121. Death: The Time of Your Life
I'm a huge fan of the Sandman series, and have been intrigued by the sibling spin offs for a while, so thought I'd try this one. If I had to pick my favorite Endless sibling, after Dream, of course, it would be Death.
This graphic novel tells a story I did not expect. It is a coming out story, and while it was interesting, Death herself only makes a cameo appearance. While, we would wish that she visits us that infrequently in real life, I wanted more of her, and less of the melodrama of the coming out story. That being said, if you are in the closet and have coming out drama, or if you want to revisit those angsty days, you might like this one very much.
I, however, did not have the time of my life while reading this one. Rating: 2 stars.
122. The Golem and the Jinni
I listened to the audiobook, which is superbly narrated by George Guidall.
A golem and a jinni walk into a bar. Well, not a bar exactly, but New York city circa early 1900s.
I've been saving this book for just the right moment, after all, it is not everyday that I am in the mood for magical realism. I was pleasantly surprised that this one is more historical fiction than magical realism. There is the golem and the jinni and other magical stuff to be sure, but their story plays out against the backdrop of 1901 New York city.
The scope of this novel is wonderful. It is an immigrant story, a coming of age one, an exploration of various cultures and the clash of said cultures. History and mythology all swirl around seamlessly in this lovely tale. The author wonderfully juxtaposes the innate characteristics of a golem and a jinni against each other, and one cannot help but see all of humanity in this exploration. I was expecting the magical realism, but the philosophical musings were an unexpected delight. This is a fun and fantastical tale that really asks what it is to be human.
The only reason I docked a star is there is some repetitive stuff that could have been edited out to make this a tighter story. After finishing this I see that there will be a sequel, and I look forward to spending more time with Chava (the golem) and Ahmad (the jinni) during the Great War. Rating: 4 stars.
123. Cowboys and East Indians
"We were the wrong kind of Indians living in Wyoming."
While in college I worked in an after school program, and a five year old girl asked me if I was Spanish. When I said I was Indian, she paused, squinted her eyes, and then calmly said, " I thought all the Indians were dead."
Another flashback. When we were kids playing Cowboys and Indians in Kenya, all of us wanted to be Cowboys, because they were the good guys, besides the Indians all got killed. Sigh.
The immigrant experience tends to be unique to each immigrant, but so is the American experience. It is too easy to cast all Americans into one bucket and call it done, but the author quickly dissuades you of that notion. These stories all have an Indian at their center, the dot not feather kind, which is also the category I fall into.
I'm not a fan of the short story format, but I really liked the voice and glimpses of the American experience captured in this one.
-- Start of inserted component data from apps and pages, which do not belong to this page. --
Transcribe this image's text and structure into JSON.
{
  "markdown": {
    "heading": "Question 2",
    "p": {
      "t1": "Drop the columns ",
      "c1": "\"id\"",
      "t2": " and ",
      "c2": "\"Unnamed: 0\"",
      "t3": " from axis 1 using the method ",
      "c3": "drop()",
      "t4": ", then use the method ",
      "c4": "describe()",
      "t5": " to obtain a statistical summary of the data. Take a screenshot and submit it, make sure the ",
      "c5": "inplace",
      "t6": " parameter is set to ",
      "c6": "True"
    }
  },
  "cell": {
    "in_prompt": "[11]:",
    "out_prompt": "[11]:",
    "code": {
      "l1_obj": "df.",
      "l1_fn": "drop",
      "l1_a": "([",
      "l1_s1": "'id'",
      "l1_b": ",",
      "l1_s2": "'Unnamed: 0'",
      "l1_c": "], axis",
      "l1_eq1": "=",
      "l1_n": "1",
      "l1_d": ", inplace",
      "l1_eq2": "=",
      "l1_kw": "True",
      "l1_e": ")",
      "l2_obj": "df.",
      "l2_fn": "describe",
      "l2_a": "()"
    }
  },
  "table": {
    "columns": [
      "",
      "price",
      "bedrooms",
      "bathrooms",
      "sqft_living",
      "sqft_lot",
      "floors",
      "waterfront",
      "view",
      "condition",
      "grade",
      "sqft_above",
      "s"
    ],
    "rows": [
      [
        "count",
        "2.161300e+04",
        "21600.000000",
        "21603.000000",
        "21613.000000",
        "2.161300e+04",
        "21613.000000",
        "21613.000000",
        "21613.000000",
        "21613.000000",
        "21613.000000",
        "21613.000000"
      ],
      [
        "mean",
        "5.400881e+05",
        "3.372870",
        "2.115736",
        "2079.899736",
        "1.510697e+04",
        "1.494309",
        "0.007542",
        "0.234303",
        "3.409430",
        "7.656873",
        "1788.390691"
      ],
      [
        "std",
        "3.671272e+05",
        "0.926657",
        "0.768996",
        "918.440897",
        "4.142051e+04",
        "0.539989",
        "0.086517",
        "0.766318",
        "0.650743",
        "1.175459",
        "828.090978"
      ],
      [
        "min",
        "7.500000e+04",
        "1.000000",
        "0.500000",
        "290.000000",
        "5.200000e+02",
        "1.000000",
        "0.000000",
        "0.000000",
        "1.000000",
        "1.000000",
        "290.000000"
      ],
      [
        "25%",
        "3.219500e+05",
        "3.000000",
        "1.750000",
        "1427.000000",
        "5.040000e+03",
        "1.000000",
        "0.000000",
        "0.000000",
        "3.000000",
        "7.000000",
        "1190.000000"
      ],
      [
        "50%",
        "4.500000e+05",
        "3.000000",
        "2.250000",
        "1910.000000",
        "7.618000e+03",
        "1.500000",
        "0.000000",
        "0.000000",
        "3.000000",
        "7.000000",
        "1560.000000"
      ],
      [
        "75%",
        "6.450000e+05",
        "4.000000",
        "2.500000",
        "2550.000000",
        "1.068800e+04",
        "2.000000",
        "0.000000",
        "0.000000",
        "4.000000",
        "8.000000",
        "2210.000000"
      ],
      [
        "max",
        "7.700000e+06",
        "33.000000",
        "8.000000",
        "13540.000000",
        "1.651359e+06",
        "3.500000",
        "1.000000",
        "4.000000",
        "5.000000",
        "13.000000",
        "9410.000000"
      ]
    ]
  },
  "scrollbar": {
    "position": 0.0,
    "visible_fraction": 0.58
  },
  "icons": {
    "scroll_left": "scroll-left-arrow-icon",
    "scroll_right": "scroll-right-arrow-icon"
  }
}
As with any collection, there are stories I loved, and others I did not, and the ones I loved have stayed me. Rating: 4 stars.
124. The Fireman
I was in the mood for a thrillery summer read, but do expect that a few brain cells will be engaged while I read said thriller. That is not the case with this one.
This post apocalyptic story has all the summer buzz this year, and it has two things going for it in my opinion: spontaneous human combustion and about 800 pages to wallow about in for a good while. You've probably heard of the premise by now, but in case you missed it, the world has gone to hell in a hand basket, and people are a flame, literally. You know you're infected when cool markings that look that tattoos start to appear on your body. Death by spontaneous combustion is right around the corner, so how is it that there is this guy who's infected but not burning to death?
On the plus side, I really liked the premise of the story, and some of the interesting plot points. The negatives however tip the scale. The characters are not fleshed out and do not develop at all over the course of the story. Given the ecological adage of move, adapt, or go extinct, the main characters should have gone extinct. After the initial setup and world building, the plot is rather ridiculous, and predictable. I'm no rocket scientist, but I knew where this was heading the entire time. I was annoyed by the magical realism touches as they were not developed enough to really belong to this genre story. The writing is rather pedestrian and simple and might have worked better if targeted at a young adult reader. I could go on and on, by why bother? The only reason this does not get a 1 star is that I actually finished it, and that is mainly because it was a really fast read despite its size.
This is the first novel I've read by the author, though I'm a fan of his graphic novel series, Locke and Key, and if you have not read it, I would highly recommend the series. He brings some of that talent to this book; so much of the dialog felt like it was a speech bubble. Ah well, I cannot love them all I suppose. Rating: 2 stars.
125. Finding Wild
The art in this children's picture book is gorgeous, and I really like the message of getting out and exploring the natural world to "find wild", however as an adult reader the text is rather underwhelming. This one is geared for the very young, and maybe it's just right for that audience, so if you've got littles in your home this one might be worth checking out. Rating: 2 stars.